Thirty-four-year-old father of three Nigel Brookes has just discovered that he's the owner of a Pokémon Trading Card collection worth a cool £35,000 (around $44,000).
Brookes was given the selection of cards – a 1999 Shadowless Pokémon card set purchased direct from Wizards of the Coast – by his mother 21 years ago as a 'thank you' gift for stopping his younger brother Jeremy from losing his best cards to other unscrupulous collectors.
According to Brookes (thanks, Lad Bible):
Jeremy ran into the house showing off this new Pokémon card he had traded with the kids on the street. I knew straight away that what these kids had done is told Jeremy their cards were better and traded them with him for his cards, which were really rare.
My brother was really sad about it and when our mum found out, being the big brother, she wanted me to sort it out. I found the kids and got my brother's card back, so as a present, my mum brought me this rare collection direct from the Pokémon creators in the US for about £300.
Brookes was never a fan of Pokémon, and was actually annoyed at the gift initially:
I wasn't actually that interested in Pokémon. I was disappointed at the time because the collection was one of my birthday presents so to me it was waste of a present.
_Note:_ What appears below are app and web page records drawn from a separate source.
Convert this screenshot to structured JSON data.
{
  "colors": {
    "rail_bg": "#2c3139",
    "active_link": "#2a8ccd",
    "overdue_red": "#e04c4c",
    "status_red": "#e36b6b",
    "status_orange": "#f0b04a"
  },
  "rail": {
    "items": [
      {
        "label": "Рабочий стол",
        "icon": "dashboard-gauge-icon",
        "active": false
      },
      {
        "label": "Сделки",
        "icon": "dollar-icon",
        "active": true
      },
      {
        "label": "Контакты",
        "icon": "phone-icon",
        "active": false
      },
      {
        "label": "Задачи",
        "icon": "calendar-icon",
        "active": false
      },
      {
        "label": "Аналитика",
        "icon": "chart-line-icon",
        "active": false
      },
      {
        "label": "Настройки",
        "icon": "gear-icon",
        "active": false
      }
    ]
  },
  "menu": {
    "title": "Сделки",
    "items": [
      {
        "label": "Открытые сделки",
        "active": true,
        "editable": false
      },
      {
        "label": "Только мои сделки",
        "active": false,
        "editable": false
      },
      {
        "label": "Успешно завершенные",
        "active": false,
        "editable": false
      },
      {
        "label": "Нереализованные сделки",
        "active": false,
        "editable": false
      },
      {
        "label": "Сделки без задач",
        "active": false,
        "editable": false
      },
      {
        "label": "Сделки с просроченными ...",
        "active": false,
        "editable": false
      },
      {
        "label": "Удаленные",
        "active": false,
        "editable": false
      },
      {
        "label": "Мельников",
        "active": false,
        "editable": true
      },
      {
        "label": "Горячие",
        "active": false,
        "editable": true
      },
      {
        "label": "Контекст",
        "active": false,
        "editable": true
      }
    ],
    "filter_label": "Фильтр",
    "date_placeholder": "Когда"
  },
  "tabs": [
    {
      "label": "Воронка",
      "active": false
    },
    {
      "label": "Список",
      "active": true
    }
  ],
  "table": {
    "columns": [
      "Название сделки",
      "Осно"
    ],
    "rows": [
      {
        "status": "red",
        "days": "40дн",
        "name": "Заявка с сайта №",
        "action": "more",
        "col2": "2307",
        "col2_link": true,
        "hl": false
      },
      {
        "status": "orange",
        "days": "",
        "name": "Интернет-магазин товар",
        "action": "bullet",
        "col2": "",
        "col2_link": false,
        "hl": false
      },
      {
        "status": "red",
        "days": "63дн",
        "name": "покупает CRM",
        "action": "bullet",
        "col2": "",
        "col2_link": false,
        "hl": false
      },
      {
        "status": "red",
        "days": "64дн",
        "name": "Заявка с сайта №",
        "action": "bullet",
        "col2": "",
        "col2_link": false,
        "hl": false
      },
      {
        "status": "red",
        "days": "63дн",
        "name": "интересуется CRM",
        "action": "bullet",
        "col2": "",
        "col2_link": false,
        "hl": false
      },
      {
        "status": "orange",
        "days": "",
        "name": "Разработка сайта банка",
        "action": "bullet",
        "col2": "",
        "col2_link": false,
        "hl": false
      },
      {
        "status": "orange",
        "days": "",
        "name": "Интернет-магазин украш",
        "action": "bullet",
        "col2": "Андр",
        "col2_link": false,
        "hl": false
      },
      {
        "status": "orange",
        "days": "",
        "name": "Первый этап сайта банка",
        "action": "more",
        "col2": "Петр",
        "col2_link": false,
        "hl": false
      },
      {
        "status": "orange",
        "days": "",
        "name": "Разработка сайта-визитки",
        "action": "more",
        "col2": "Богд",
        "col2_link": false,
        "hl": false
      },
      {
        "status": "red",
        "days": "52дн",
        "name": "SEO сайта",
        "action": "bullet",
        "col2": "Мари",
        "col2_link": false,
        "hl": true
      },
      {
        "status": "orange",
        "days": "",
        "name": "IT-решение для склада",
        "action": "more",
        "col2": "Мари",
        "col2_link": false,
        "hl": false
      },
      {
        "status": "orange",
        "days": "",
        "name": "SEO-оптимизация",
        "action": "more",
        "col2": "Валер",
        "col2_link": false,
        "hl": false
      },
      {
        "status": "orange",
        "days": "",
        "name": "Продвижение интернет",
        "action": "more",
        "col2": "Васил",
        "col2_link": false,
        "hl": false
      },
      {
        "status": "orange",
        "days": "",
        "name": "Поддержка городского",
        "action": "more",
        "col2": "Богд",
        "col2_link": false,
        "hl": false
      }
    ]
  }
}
Little did I know they would be worth £35,000 now, we have kept them in the family for over 20 years and now they're going up for sale for a collector who will take care of them.
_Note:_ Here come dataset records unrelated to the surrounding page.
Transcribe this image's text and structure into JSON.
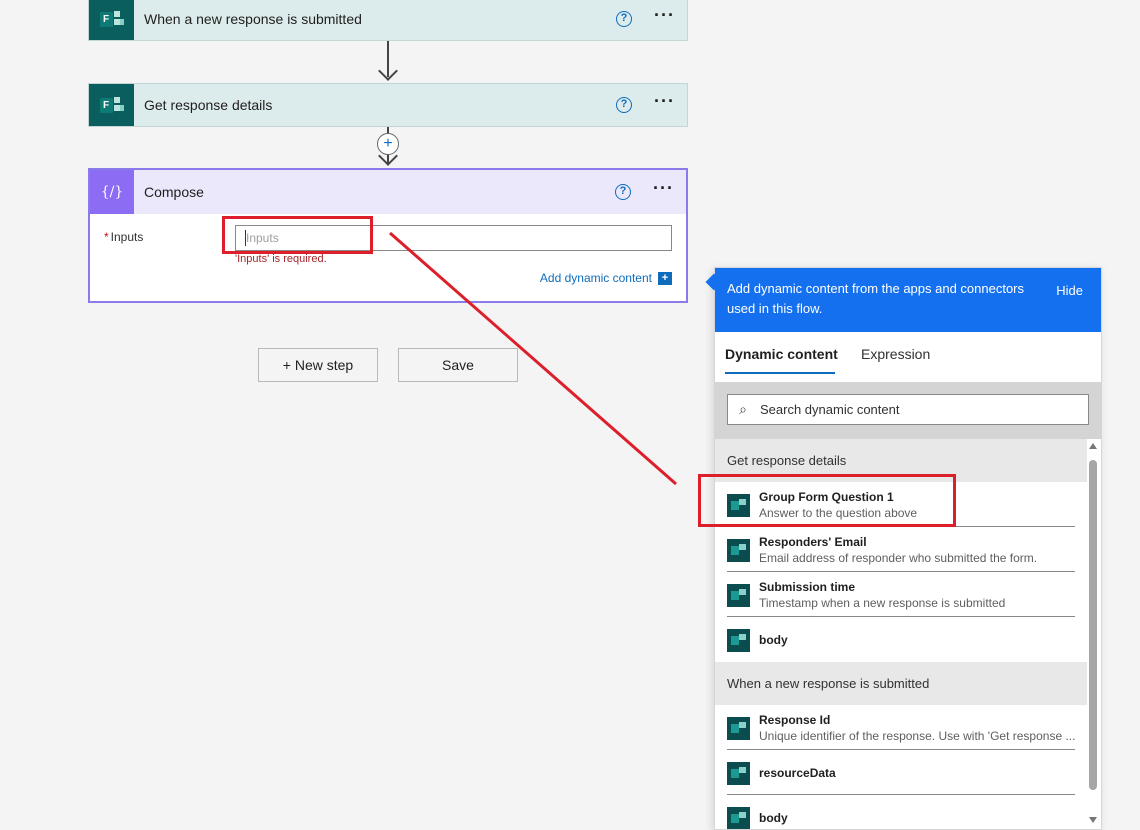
{
  "steps": [
    {
      "title": "When a new response is submitted",
      "help": "?",
      "more": "···"
    },
    {
      "title": "Get response details",
      "help": "?",
      "more": "···"
    }
  ],
  "compose": {
    "title": "Compose",
    "icon_glyph": "{∕}",
    "help": "?",
    "more": "···",
    "required_mark": "*",
    "inputs_label": "Inputs",
    "inputs_placeholder": "Inputs",
    "inputs_value": "",
    "error": "'Inputs' is required.",
    "add_dynamic": "Add dynamic content",
    "add_dynamic_plus": "+"
  },
  "connector": {
    "plus": "+"
  },
  "buttons": {
    "new_step": "+ New step",
    "save": "Save"
  },
  "panel": {
    "banner": "Add dynamic content from the apps and connectors used in this flow.",
    "hide": "Hide",
    "tabs": [
      "Dynamic content",
      "Expression"
    ],
    "search_placeholder": "Search dynamic content",
    "search_icon": "⌕",
    "groups": [
      {
        "header": "Get response details",
        "items": [
          {
            "name": "Group Form Question 1",
            "desc": "Answer to the question above"
          },
          {
            "name": "Responders' Email",
            "desc": "Email address of responder who submitted the form."
          },
          {
            "name": "Submission time",
            "desc": "Timestamp when a new response is submitted"
          },
          {
            "name": "body",
            "desc": ""
          }
        ]
      },
      {
        "header": "When a new response is submitted",
        "items": [
          {
            "name": "Response Id",
            "desc": "Unique identifier of the response. Use with 'Get response ..."
          },
          {
            "name": "resourceData",
            "desc": ""
          },
          {
            "name": "body",
            "desc": ""
          }
        ]
      }
    ]
  },
  "colors": {
    "forms_teal": "#0b5e5e",
    "compose_purple": "#8b6cf2",
    "accent_blue": "#1570ef",
    "highlight_red": "#dc1f2a"
  },
  "icons": [
    "forms-icon",
    "help-icon",
    "more-icon",
    "compose-icon",
    "search-icon",
    "plus-icon"
  ]
}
There are 103 cards in total, they are all in pristine condition and were bought direct from creators 'Wizards Of The Coast' in the US, and are all first edition. My daughter Layla loves Pokémon and did try to buy them all of me for £6 - unfortunately that won't cut it, and I'm sure she'll appreciate why I said no in the future!
The set is due to go up for auction on July 27th at Richard Winterton Auctioneers, who have issued the following statement:
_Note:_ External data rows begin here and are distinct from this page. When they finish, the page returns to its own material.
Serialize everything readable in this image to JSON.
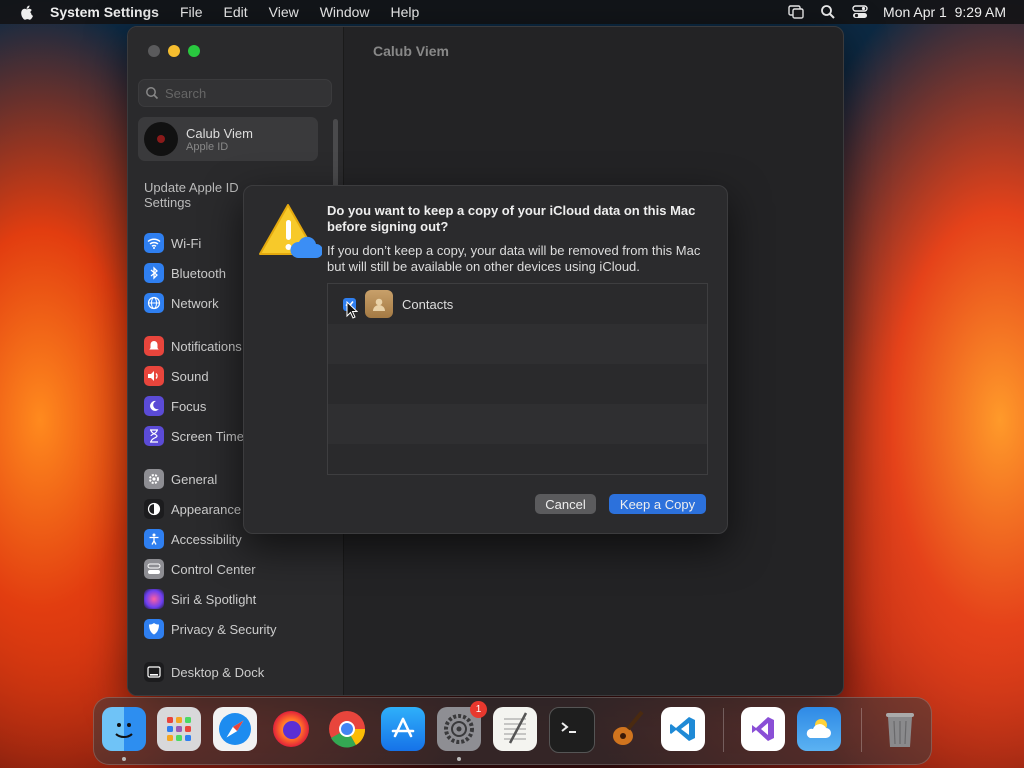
{
  "menubar": {
    "app_name": "System Settings",
    "menus": [
      "File",
      "Edit",
      "View",
      "Window",
      "Help"
    ],
    "datetime": "Mon Apr 1  9:29 AM"
  },
  "window": {
    "content_title": "Calub Viem",
    "search_placeholder": "Search",
    "account": {
      "name": "Calub Viem",
      "subtitle": "Apple ID"
    },
    "update_notice": "Update Apple ID Settings",
    "sidebar_items": [
      {
        "label": "Wi-Fi",
        "icon": "wifi-icon",
        "color": "#2f7ff0"
      },
      {
        "label": "Bluetooth",
        "icon": "bluetooth-icon",
        "color": "#2f7ff0"
      },
      {
        "label": "Network",
        "icon": "network-icon",
        "color": "#2f7ff0"
      },
      {
        "label": "Notifications",
        "icon": "notifications-icon",
        "color": "#e8453c"
      },
      {
        "label": "Sound",
        "icon": "sound-icon",
        "color": "#e8453c"
      },
      {
        "label": "Focus",
        "icon": "focus-icon",
        "color": "#5b4bd6"
      },
      {
        "label": "Screen Time",
        "icon": "screen-time-icon",
        "color": "#5b4bd6"
      },
      {
        "label": "General",
        "icon": "general-icon",
        "color": "#8e8e93"
      },
      {
        "label": "Appearance",
        "icon": "appearance-icon",
        "color": "#1c1c1e"
      },
      {
        "label": "Accessibility",
        "icon": "accessibility-icon",
        "color": "#2f7ff0"
      },
      {
        "label": "Control Center",
        "icon": "control-center-icon",
        "color": "#8e8e93"
      },
      {
        "label": "Siri & Spotlight",
        "icon": "siri-icon",
        "color": "#c03ad8"
      },
      {
        "label": "Privacy & Security",
        "icon": "privacy-icon",
        "color": "#2f7ff0"
      },
      {
        "label": "Desktop & Dock",
        "icon": "desktop-dock-icon",
        "color": "#1c1c1e"
      }
    ]
  },
  "dialog": {
    "title": "Do you want to keep a copy of your iCloud data on this Mac before signing out?",
    "body": "If you don’t keep a copy, your data will be removed from this Mac but will still be available on other devices using iCloud.",
    "items": [
      {
        "label": "Contacts",
        "checked": true
      }
    ],
    "cancel_label": "Cancel",
    "keep_label": "Keep a Copy"
  },
  "dock": {
    "apps": [
      "Finder",
      "Launchpad",
      "Safari",
      "Firefox",
      "Chrome",
      "App Store",
      "System Settings",
      "TextEdit",
      "Terminal",
      "GarageBand",
      "Visual Studio Code",
      "Visual Studio",
      "Weather",
      "Trash"
    ],
    "settings_badge": "1"
  }
}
The collection is estimated to fetch in the region of at least £25,000 and £35,000 and is viewed as something of a Holy Grail for serious Pokémon aficionados all over the world.
Brookes admits that it's been a "difficult decision to part ways because I'm sure in 20 years they'll be worth double," but explains that he's going to use the money to give his own kids a "a really special childhood."